[Items listed in a dataset]
━━━━

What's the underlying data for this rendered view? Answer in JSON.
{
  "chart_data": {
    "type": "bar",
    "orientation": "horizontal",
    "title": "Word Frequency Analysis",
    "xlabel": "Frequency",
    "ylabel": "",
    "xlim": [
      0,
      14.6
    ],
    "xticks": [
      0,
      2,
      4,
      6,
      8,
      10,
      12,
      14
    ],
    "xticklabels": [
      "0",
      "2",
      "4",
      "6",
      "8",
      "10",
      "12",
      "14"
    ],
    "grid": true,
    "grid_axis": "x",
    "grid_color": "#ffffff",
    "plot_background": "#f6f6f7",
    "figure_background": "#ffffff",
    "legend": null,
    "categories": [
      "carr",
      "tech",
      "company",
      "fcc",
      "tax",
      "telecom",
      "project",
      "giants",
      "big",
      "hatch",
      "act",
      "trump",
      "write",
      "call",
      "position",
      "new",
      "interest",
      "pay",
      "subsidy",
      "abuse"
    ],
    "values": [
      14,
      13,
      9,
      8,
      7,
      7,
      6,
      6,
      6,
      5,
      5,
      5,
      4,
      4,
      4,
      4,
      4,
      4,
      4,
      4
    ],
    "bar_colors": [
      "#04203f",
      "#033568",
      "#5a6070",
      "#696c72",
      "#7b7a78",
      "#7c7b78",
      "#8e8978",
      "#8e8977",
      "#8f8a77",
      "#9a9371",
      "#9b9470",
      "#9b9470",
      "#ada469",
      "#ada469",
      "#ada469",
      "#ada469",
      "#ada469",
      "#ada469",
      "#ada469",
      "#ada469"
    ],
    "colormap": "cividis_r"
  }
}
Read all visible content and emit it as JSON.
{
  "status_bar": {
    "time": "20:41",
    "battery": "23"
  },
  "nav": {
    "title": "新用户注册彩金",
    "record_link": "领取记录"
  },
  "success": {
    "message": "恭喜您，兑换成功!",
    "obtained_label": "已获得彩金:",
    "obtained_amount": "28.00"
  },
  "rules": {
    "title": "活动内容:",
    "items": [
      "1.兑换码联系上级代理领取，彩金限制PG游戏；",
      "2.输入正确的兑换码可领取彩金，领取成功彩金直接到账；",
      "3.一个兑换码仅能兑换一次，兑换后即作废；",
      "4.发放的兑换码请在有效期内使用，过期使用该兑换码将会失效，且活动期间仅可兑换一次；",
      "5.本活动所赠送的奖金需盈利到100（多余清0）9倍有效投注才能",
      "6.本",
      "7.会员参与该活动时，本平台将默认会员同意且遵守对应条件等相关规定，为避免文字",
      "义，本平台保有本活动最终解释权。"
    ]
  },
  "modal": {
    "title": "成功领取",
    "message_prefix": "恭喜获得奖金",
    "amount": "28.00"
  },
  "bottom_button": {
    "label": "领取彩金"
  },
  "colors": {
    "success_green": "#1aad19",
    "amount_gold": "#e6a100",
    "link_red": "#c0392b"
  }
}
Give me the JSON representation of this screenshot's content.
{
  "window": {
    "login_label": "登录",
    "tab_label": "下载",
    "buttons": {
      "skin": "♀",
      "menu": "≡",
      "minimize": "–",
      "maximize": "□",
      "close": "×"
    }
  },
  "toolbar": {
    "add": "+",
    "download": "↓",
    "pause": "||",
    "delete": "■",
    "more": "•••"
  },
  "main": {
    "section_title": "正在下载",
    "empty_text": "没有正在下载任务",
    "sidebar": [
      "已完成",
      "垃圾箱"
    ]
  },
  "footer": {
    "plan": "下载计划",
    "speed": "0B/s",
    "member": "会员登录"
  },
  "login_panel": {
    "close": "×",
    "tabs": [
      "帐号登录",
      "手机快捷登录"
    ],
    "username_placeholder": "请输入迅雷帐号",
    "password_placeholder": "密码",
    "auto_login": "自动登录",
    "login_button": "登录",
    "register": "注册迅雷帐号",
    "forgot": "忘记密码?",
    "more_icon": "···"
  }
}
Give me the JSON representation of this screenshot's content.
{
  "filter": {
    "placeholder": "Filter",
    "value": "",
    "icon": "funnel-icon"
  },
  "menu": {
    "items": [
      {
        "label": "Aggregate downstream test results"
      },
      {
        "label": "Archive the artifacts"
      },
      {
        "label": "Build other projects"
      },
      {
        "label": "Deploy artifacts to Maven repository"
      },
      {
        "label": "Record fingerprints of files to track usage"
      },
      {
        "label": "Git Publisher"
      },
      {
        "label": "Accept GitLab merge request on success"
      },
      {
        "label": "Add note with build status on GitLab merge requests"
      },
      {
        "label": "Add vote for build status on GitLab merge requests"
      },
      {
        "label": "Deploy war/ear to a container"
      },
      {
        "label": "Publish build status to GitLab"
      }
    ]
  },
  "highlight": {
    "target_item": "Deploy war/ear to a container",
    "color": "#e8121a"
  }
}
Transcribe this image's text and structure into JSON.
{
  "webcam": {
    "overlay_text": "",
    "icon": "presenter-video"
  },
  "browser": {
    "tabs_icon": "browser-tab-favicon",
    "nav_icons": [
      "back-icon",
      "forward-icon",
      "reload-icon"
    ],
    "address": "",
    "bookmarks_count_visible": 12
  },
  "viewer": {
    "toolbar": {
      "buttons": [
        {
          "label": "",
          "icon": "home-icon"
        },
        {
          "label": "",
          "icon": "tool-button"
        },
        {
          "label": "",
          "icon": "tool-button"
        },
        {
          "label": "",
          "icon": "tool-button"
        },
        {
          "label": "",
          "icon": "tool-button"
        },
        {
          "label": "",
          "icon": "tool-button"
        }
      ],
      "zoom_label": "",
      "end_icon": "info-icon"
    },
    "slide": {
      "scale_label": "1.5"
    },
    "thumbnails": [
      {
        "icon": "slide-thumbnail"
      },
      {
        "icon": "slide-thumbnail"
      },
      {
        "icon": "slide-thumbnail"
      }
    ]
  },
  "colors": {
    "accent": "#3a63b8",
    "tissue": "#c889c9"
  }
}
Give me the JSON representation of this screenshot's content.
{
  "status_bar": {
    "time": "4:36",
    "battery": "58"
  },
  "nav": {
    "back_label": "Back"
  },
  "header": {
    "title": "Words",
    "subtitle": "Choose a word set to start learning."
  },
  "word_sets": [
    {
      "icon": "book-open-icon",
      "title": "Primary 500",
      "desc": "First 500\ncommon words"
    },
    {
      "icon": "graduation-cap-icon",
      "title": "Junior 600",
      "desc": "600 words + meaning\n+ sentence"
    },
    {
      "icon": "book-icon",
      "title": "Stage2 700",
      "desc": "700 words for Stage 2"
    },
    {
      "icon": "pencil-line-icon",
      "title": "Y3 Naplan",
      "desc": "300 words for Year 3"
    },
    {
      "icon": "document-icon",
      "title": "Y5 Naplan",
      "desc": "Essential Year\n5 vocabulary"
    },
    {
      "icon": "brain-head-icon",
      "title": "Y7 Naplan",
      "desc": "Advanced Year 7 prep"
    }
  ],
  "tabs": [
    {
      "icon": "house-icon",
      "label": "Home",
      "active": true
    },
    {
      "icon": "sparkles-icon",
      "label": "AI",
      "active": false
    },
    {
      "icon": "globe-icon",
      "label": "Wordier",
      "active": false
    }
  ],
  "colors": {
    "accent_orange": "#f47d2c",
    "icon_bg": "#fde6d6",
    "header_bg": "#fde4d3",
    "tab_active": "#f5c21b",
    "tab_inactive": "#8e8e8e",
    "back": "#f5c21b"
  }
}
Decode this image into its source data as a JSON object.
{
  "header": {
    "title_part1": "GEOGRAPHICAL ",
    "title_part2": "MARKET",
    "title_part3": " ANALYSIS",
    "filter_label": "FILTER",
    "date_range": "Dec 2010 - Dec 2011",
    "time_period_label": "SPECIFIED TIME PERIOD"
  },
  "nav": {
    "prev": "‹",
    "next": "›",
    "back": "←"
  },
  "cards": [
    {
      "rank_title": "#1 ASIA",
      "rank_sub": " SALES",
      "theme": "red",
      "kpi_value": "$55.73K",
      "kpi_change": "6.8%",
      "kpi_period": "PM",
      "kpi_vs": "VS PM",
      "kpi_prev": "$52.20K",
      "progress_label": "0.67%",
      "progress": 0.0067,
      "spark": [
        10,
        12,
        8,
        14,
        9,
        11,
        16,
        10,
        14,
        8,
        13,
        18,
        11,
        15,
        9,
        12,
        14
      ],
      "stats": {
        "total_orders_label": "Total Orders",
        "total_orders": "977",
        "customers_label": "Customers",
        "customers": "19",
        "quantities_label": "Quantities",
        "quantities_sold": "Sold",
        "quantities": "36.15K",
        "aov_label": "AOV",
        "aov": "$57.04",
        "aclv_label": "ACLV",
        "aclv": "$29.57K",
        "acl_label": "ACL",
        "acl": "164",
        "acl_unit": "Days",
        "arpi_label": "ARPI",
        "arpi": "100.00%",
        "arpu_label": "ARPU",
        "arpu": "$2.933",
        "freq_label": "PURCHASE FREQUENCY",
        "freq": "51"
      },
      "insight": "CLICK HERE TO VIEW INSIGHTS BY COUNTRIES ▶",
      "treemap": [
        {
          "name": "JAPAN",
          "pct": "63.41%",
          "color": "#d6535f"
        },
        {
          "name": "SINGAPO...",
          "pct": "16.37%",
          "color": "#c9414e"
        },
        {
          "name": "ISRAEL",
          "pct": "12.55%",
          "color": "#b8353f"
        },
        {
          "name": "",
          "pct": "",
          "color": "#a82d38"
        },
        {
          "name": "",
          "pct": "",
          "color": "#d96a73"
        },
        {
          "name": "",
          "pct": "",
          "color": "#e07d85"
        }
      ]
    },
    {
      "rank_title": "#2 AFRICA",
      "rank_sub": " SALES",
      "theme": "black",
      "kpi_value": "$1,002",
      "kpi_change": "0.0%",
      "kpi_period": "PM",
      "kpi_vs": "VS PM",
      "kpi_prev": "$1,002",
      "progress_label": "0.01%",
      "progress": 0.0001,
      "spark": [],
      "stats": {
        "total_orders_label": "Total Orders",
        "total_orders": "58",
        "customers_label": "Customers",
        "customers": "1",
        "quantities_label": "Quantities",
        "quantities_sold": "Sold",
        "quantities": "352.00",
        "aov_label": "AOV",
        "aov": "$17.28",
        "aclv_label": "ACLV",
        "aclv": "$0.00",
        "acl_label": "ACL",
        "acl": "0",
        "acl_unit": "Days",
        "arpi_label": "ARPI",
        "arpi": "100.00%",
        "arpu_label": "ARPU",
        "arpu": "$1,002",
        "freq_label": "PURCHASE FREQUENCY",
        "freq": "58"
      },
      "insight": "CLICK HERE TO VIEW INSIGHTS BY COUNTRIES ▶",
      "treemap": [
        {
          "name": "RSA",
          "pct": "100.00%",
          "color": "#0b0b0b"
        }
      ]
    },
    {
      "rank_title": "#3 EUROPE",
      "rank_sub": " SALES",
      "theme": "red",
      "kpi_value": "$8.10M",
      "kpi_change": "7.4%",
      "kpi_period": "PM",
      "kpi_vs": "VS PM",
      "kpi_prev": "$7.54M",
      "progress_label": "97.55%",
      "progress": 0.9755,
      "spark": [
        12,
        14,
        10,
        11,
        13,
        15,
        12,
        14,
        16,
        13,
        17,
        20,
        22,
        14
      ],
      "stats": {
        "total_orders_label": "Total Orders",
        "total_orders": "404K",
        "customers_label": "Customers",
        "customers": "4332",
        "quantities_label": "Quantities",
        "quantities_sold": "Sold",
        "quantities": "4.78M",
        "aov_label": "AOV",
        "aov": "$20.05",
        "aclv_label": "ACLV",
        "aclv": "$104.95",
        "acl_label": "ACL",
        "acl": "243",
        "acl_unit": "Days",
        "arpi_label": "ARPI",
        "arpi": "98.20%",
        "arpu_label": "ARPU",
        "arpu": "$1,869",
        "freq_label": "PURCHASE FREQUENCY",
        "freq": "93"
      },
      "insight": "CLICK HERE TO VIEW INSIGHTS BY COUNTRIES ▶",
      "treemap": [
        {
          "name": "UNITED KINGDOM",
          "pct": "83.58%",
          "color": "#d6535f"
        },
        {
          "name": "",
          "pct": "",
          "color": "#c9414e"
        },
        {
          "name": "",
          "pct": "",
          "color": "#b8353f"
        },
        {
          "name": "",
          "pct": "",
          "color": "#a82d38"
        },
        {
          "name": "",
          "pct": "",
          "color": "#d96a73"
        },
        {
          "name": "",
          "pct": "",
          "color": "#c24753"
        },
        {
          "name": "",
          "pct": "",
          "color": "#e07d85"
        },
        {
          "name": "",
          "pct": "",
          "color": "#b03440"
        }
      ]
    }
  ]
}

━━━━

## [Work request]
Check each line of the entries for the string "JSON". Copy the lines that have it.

## [Written response]
What's the underlying data for this rendered view? Answer in JSON.
Read all visible content and emit it as JSON.
Give me the JSON representation of this screenshot's content.
Give me the JSON representation of this screenshot's content.
Transcribe this image's text and structure into JSON.
Give me the JSON representation of this screenshot's content.
Decode this image into its source data as a JSON object.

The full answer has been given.